That direction has been mapped out in a five-year plan for the Scotland office, which – all going to plan– should end in 2023 with a turnover of £1m, a couple of digital print machines, and several staff. Hunstone is looking to recruit two or three more sales people within the next six months, and will rely on his three or four loyal litho print suppliers down south to help us “smash it that way”.
Scotland is hotbed of talent, he says: “One of the great advantages of setting up north of the border is the talent on our doorstep. In contrast, Lincoln is a small close-knit community and finding talent sometimes means bringing it in to the area and training the people up. My business is my team and my guys drive me. Having a talent pool to draw from is crucial to our growth, and Scotland has it.”
The office, when it opens in late October, will have a display area showing off Visual Print & Design Scotland’s promotional items and make an “interesting, comfortable space for people to come in and have a chat”. That said, and despite putting his faith in good-old bricks and mortar, he is all too aware how the internet has changed work practices for ever – and how it can be utilised.

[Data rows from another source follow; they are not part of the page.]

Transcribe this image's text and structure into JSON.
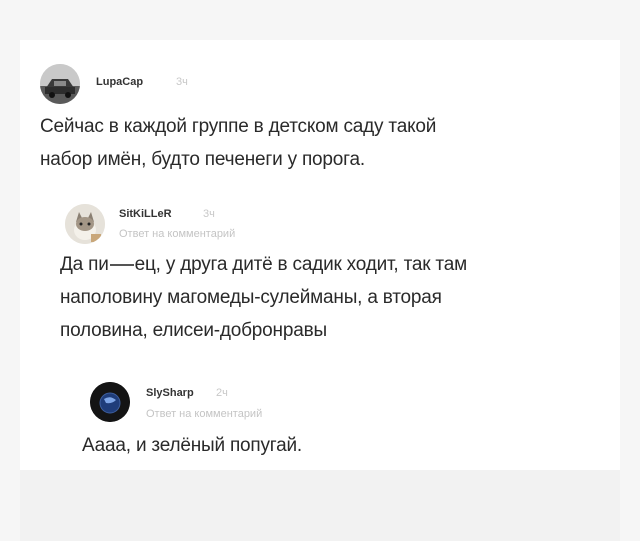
{
  "comments": [
    {
      "author": "LupaCap",
      "time": "3ч",
      "avatar_icon": "car-photo-avatar",
      "lines": [
        "Сейчас в каждой группе в детском саду такой",
        "набор имён, будто печенеги у порога."
      ]
    },
    {
      "author": "SitKiLLeR",
      "time": "3ч",
      "avatar_icon": "cat-photo-avatar",
      "reply_label": "Ответ на комментарий",
      "line1_prefix": "Да пи",
      "line1_suffix": "ец, у друга дитё в садик ходит, так там",
      "lines": [
        "наполовину магомеды-сулейманы, а вторая",
        "половина, елисеи-добронравы"
      ]
    },
    {
      "author": "SlySharp",
      "time": "2ч",
      "avatar_icon": "dark-planet-avatar",
      "reply_label": "Ответ на комментарий",
      "lines": [
        "Аааа, и зелёный попугай."
      ]
    }
  ],
  "colors": {
    "background": "#f6f6f6",
    "card": "#ffffff",
    "text": "#2a2a2a",
    "muted": "#c4c4c4"
  }
}
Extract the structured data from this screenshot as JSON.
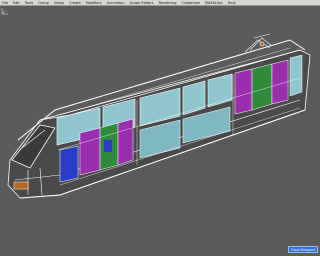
{
  "menubar": {
    "items": [
      "File",
      "Edit",
      "Tools",
      "Group",
      "Views",
      "Create",
      "Modifiers",
      "Animation",
      "Graph Editors",
      "Rendering",
      "Customize",
      "MAXScript",
      "Help"
    ]
  },
  "viewport": {
    "label": "",
    "status_button": "ClearViewport"
  },
  "colors": {
    "viewport_bg": "#5b5b5b",
    "window_glass": "#8fc6cf",
    "door_magenta": "#9a2fae",
    "door_green": "#2f8a3a",
    "door_blue": "#2a3cc8",
    "wireframe": "#ffffff",
    "accent_orange": "#b5651d"
  }
}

“We want and need more interaction with our customers, many of whom don’t have time to interrupt meetings to chat for an hour with print sales people. But we can drop in on them through different channels such as social media, newsletters or varying types of marketing.”
Hunstone has not finished dropping in on customers – or potential takeover targets: “We bought out the Derby company and growth has been phenomenal. We have our eyes peeled for these kind of openings - companies happy to tick along on £100,000 turnovers, not looking to grow or market themselves, of which there are many. My method is different; I’m quite aggressive on growing business. I want to take on more companies and use them to set up regional sales hubs.”
Visual Print & Design
Inspection host Managing director Graham Hunstone
Size Turnover: £1m; Staff: 10
Products Leaflets, business cards, labels, foiled brochures, posters, vinyl banners and large presentation displays as well as promotional print for umbrellas, bags and phone chargers
Kit Xerox Versant 180, Xerox Color 770, Mutoh ValueJet 1324X, Morgana bookletmaker, guillotine and laminator
Inspection focus Setting up a regional sales hub
Get advice from a print professional based in the new location who can help you analyse the options and potential for setting up a regional sales hub
Avoid business interruption as you set up and maintain the sales office: you can’t be in two places at once, so delegate and communicate effectively
Write a business plan and know your new regional market so you can work out the sector in the new area, the demand, the suppliers and your competitors
Think ahead – you’ll need enough cash to make your business work, while your premises needs will probably change if business takes off